Jerusalem, of course, is not alone. For the nine years that we pushed a stroller/wheelchair in urban Brooklyn and NYC we struggled with a mass transit system that wasn’t completely accessible (especially then), as well as with uneven sidewalks and inadequate ramp cuts. I still have lingering elbow problems from maneuvering through snow, over ice, up staircases and through the crowds, in small shops so crowded and narrow I had to leave. I’ve traveled throughout Europe and wondered at the continued inability of major cities – think Rome, Paris and London – to make their cities, their public spaces, their mass transit systems completely accessible. Each one, especially when it comes to mass transit, has complicated access points for anyone dealing with any kind of significant physical disability. If you’ve ever shlepped a suitcase up and down the staircases in the London Underground you know what I’m talking about.
As for me, I’m still getting a handle on this crutches thing. I’ve gone out just a bit since I got home and even the trip to my local health clinic wasn’t exactly a walk in the park, located as it is on a steep street with tough sidewalk access from the car. I’d like to get into work but I’m worried about the elevator to the 4th floor, it doesn’t always work, and the entrance into the building, not so perfectly pitched, and our flooring is a bit uneven. I have a presentation I’m making next week – hoping to find a way to get into the building safely, otherwise I won’t be able to go. Forget about my favorite locations, like the outdoor market, Machane Yehuda, and even my new coffee place around the corner, down a flight of stairs. Until I get more secure handling stairs, it’s just not worth the risk.

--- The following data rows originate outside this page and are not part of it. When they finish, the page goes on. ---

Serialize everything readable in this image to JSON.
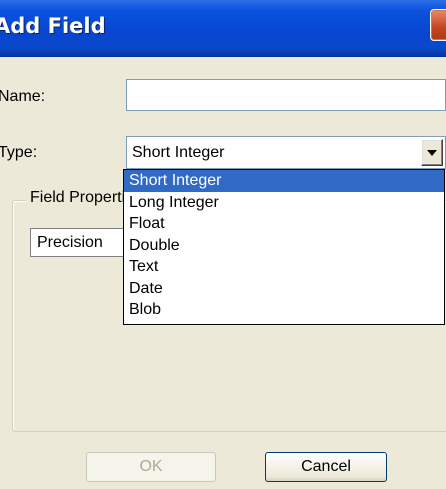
{
  "window": {
    "title": "Add Field"
  },
  "form": {
    "name_label": "Name:",
    "name_value": "",
    "type_label": "Type:",
    "type_value": "Short Integer"
  },
  "field_properties": {
    "legend": "Field Properties",
    "rows": [
      {
        "property": "Precision"
      }
    ]
  },
  "type_dropdown": {
    "options": [
      "Short Integer",
      "Long Integer",
      "Float",
      "Double",
      "Text",
      "Date",
      "Blob"
    ],
    "selected_index": 0
  },
  "buttons": {
    "ok_label": "OK",
    "cancel_label": "Cancel"
  },
  "colors": {
    "title_bar": "#0a48cc",
    "selection": "#316ac5",
    "dialog_bg": "#ece9d8"
  },
  "icons": {
    "close": "close-icon",
    "dropdown": "chevron-down-icon"
  }
}
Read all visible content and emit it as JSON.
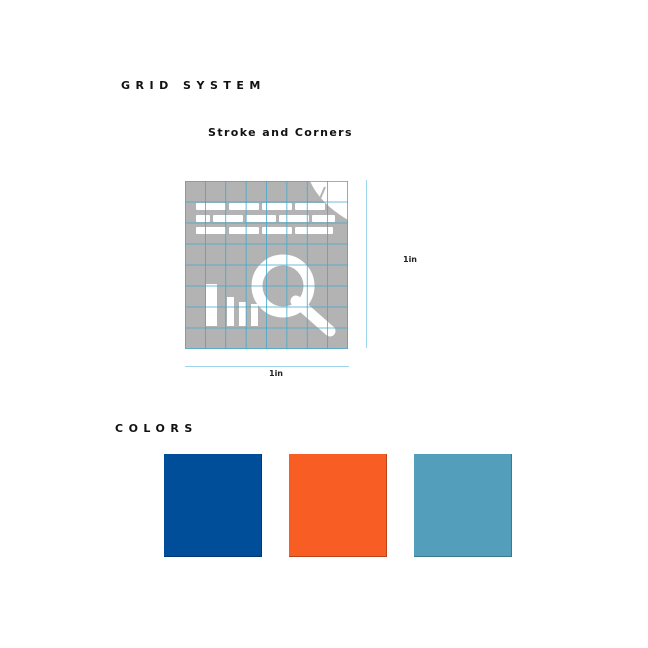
{
  "grid_section": {
    "title": "GRID SYSTEM",
    "subtitle": "Stroke and Corners",
    "height_label": "1in",
    "width_label": "1in"
  },
  "logo": {
    "background_color": "#b3b3b3",
    "grid_line_color": "#41a8cc",
    "mark_color": "#ffffff",
    "grid_columns": 8,
    "grid_rows": 8,
    "icons": [
      "brick-wall-icon",
      "trowel-icon",
      "magnifying-glass-icon",
      "bar-chart-icon"
    ]
  },
  "colors_section": {
    "title": "COLORS",
    "swatches": [
      {
        "name": "blue",
        "hex": "#004e99"
      },
      {
        "name": "orange",
        "hex": "#f85d24"
      },
      {
        "name": "light-blue",
        "hex": "#539ebb"
      }
    ]
  }
}
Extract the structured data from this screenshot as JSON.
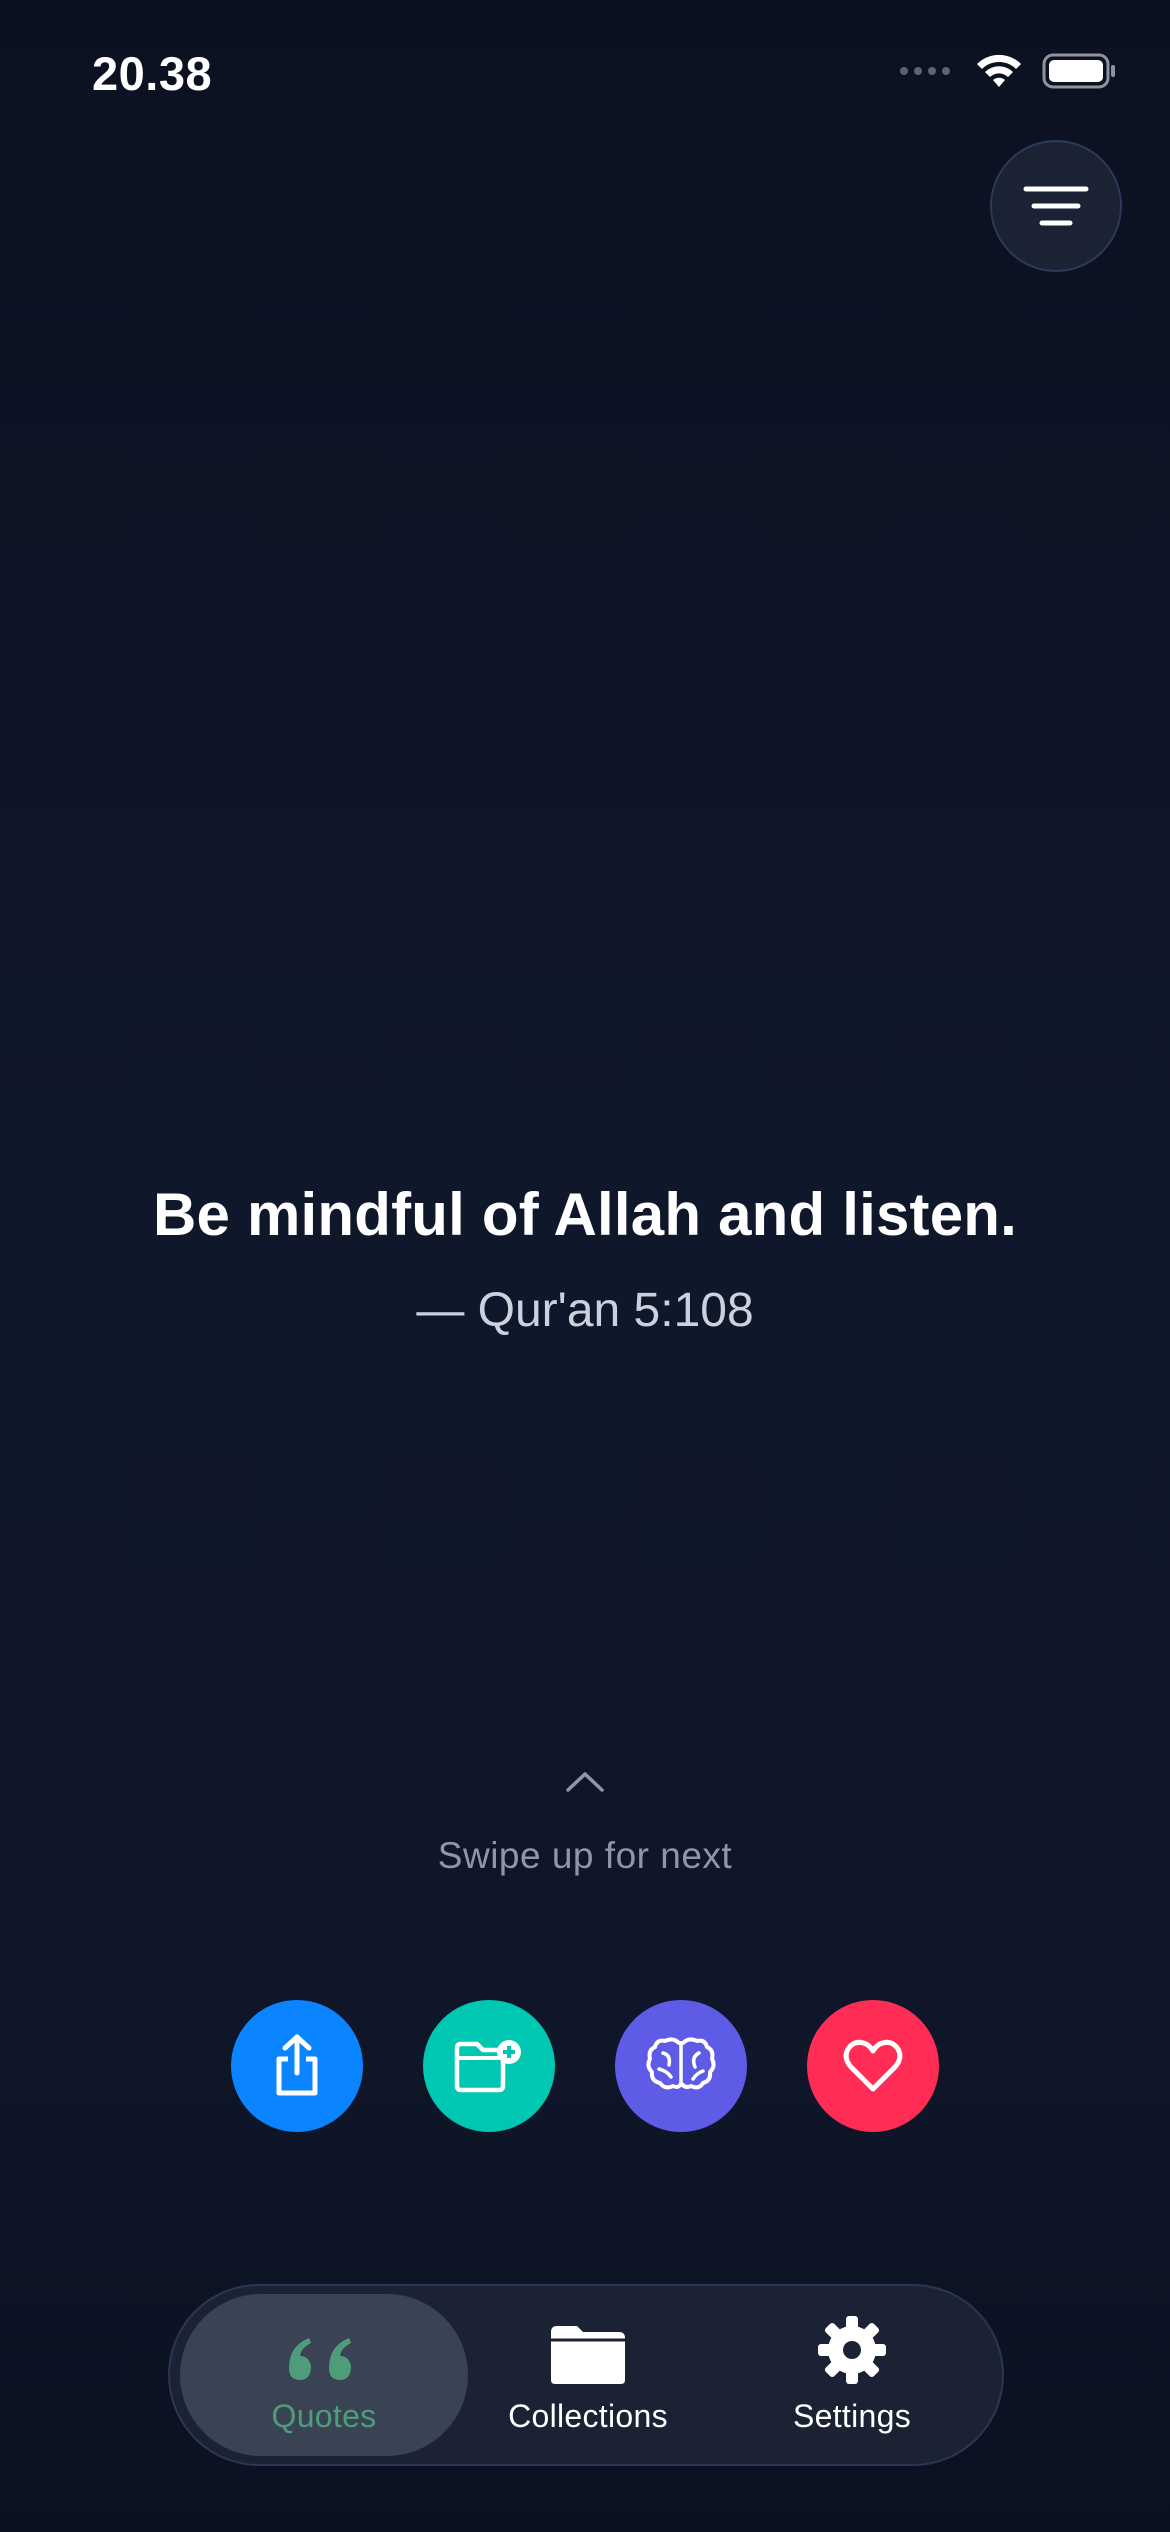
{
  "status_bar": {
    "time": "20.38"
  },
  "header": {
    "menu_icon": "filter-lines-icon"
  },
  "quote": {
    "text": "Be mindful of Allah and listen.",
    "source": "— Qur'an 5:108"
  },
  "swipe": {
    "hint": "Swipe up for next",
    "icon": "chevron-up-icon"
  },
  "actions": [
    {
      "icon": "share-icon",
      "color": "#0a84ff"
    },
    {
      "icon": "folder-add-icon",
      "color": "#00c7b1"
    },
    {
      "icon": "brain-icon",
      "color": "#5e5ce6"
    },
    {
      "icon": "heart-icon",
      "color": "#ff2d55"
    }
  ],
  "tabbar": {
    "active": "quotes",
    "tabs": [
      {
        "id": "quotes",
        "label": "Quotes",
        "icon": "quote-icon"
      },
      {
        "id": "collections",
        "label": "Collections",
        "icon": "folder-icon"
      },
      {
        "id": "settings",
        "label": "Settings",
        "icon": "gear-icon"
      }
    ]
  },
  "colors": {
    "active_tab": "#4f9c7a",
    "background": "#0f172a"
  }
}
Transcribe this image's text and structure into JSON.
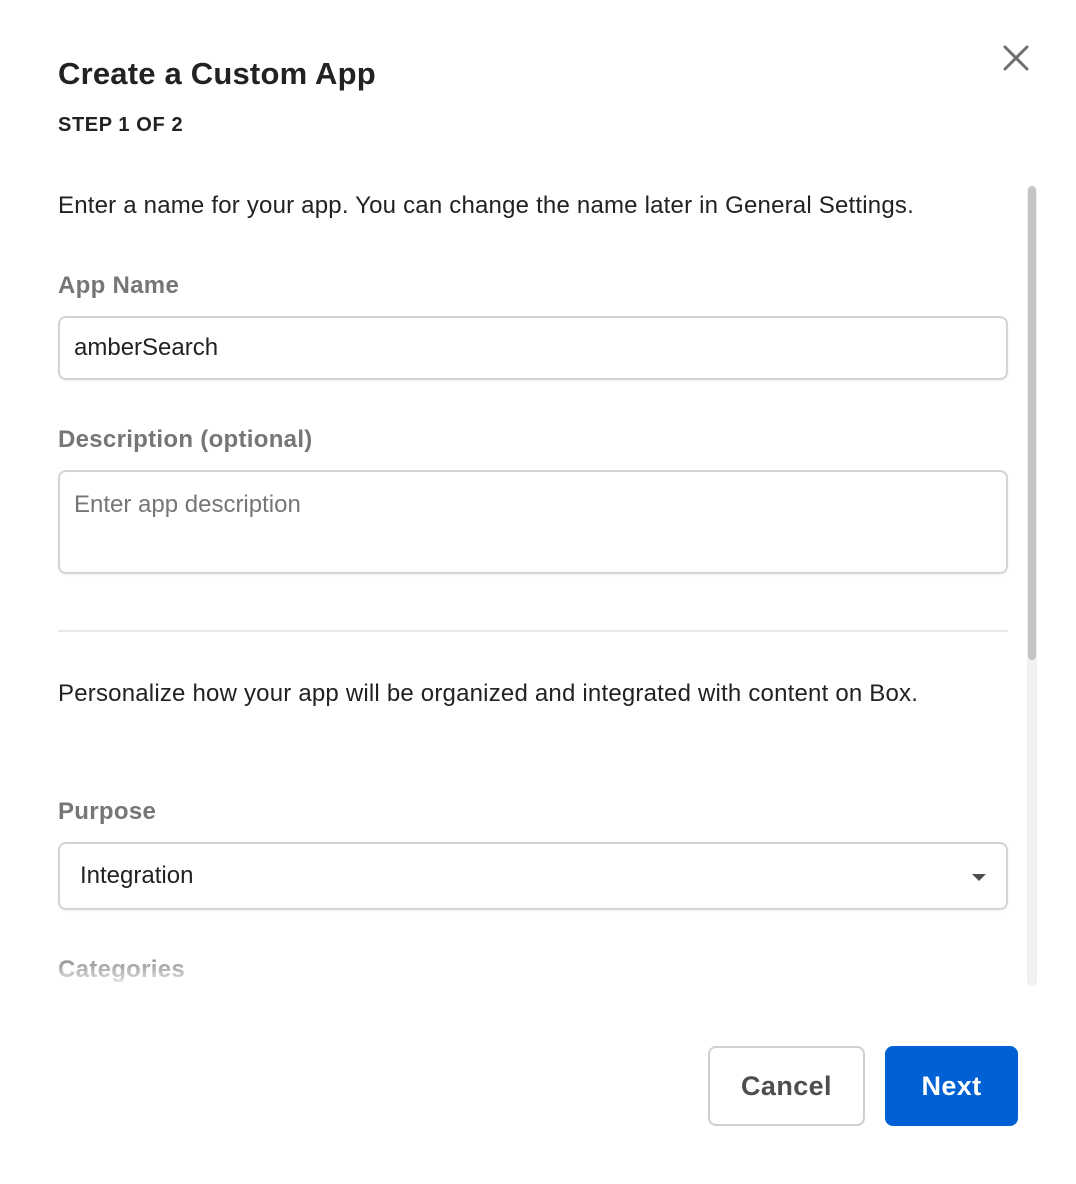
{
  "dialog": {
    "title": "Create a Custom App",
    "step": "STEP 1 OF 2",
    "close_icon": "close-icon"
  },
  "form": {
    "intro": "Enter a name for your app. You can change the name later in General Settings.",
    "app_name": {
      "label": "App Name",
      "value": "amberSearch"
    },
    "description": {
      "label": "Description (optional)",
      "value": "",
      "placeholder": "Enter app description"
    },
    "personalize_text": "Personalize how your app will be organized and integrated with content on Box.",
    "purpose": {
      "label": "Purpose",
      "selected": "Integration",
      "icon": "chevron-down-icon"
    },
    "categories": {
      "label": "Categories"
    }
  },
  "footer": {
    "cancel_label": "Cancel",
    "next_label": "Next"
  },
  "colors": {
    "primary": "#0061d5",
    "text": "#222222",
    "label": "#767676",
    "border": "#d4d4d4"
  }
}
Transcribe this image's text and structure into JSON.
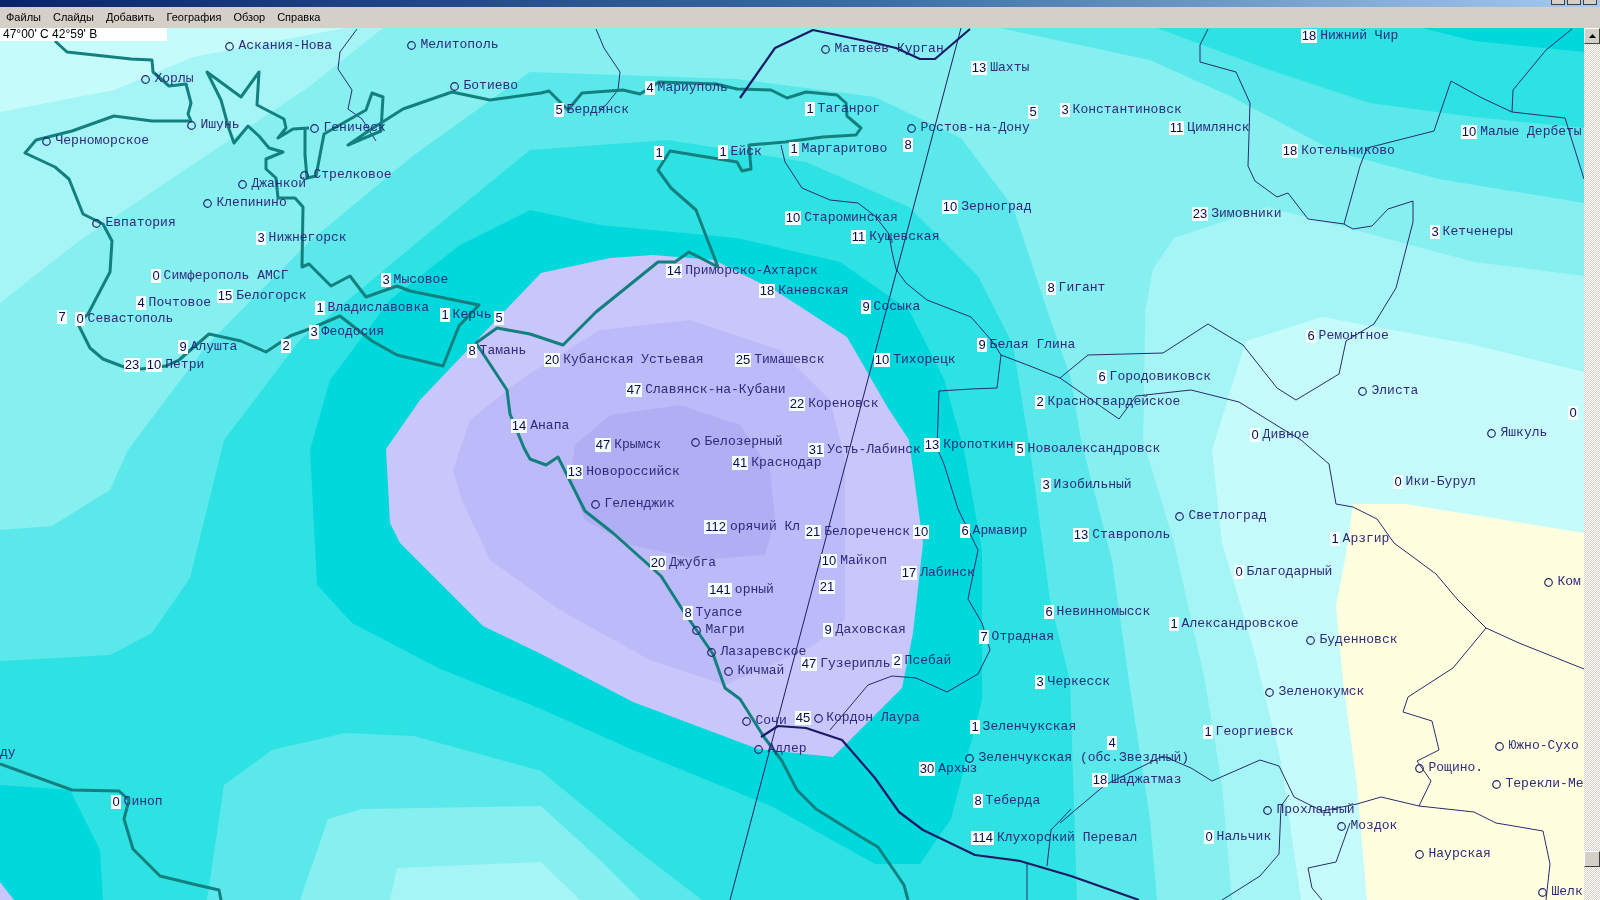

But it’s only a couple of months. By April, I should be up on two feet, working at therapy and getting myself back to my crazy schedule of two jobs, working out a few times a week and generally running myself ragged. Because I will be able to – thankfully. What if I couldn’t? Quite frankly, I’d be considering moving out of Jerusalem.
So next time you think to yourself, “We don’t have any people with disabilities in our neighborhood,” consider the possibility that they’re shut into their houses because they’re simply unable to maneuver local streets and byways safely. I say it’s time for a change.
Beth Steinberg is the executive director and co-founder of Shutaf, offering year-round, inclusive informal-education programs for children and teens with disabilities in Jerusalem. Shutaf is committed to a teaching model that welcomes all children – with and without disabilities – regardless of educational, religious and socio-economic differences. Engage Shutaf on Twitter, Like them on Facebook, learn more about inclusion on their blog or, if you love pictures, follow them on Pinterest!